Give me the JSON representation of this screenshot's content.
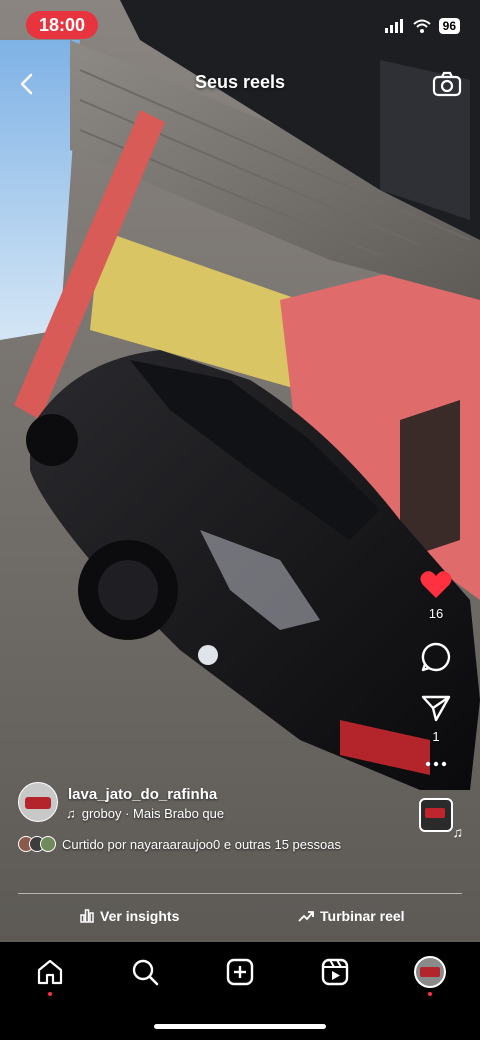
{
  "status_bar": {
    "time": "18:00",
    "battery": "96"
  },
  "header": {
    "title": "Seus reels"
  },
  "actions": {
    "likes": "16",
    "shares": "1"
  },
  "post": {
    "username": "lava_jato_do_rafinha",
    "audio": "groboy · Mais Brabo que",
    "liked_by": "Curtido por nayaraaraujoo0 e outras 15 pessoas"
  },
  "footer": {
    "insights_label": "Ver insights",
    "boost_label": "Turbinar reel"
  },
  "icons": [
    "back-icon",
    "camera-icon",
    "heart-icon",
    "comment-icon",
    "share-icon",
    "more-icon",
    "audio-thumb-icon",
    "music-icon",
    "insights-icon",
    "boost-icon",
    "home-icon",
    "search-icon",
    "create-icon",
    "reels-icon",
    "profile-avatar"
  ],
  "colors": {
    "accent": "#ff3040",
    "time_pill": "#e8343f",
    "like": "#ff3040"
  }
}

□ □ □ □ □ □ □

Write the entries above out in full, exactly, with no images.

Give me the JSON representation of this screenshot's content.
{
  "status_bar": {
    "time": "18:00",
    "battery": "96"
  },
  "header": {
    "title": "Seus reels"
  },
  "actions": {
    "likes": "16",
    "shares": "1"
  },
  "post": {
    "username": "lava_jato_do_rafinha",
    "audio": "groboy · Mais Brabo que",
    "liked_by": "Curtido por nayaraaraujoo0 e outras 15 pessoas"
  },
  "footer": {
    "insights_label": "Ver insights",
    "boost_label": "Turbinar reel"
  },
  "icons": [
    "back-icon",
    "camera-icon",
    "heart-icon",
    "comment-icon",
    "share-icon",
    "more-icon",
    "audio-thumb-icon",
    "music-icon",
    "insights-icon",
    "boost-icon",
    "home-icon",
    "search-icon",
    "create-icon",
    "reels-icon",
    "profile-avatar"
  ],
  "colors": {
    "accent": "#ff3040",
    "time_pill": "#e8343f",
    "like": "#ff3040"
  }
}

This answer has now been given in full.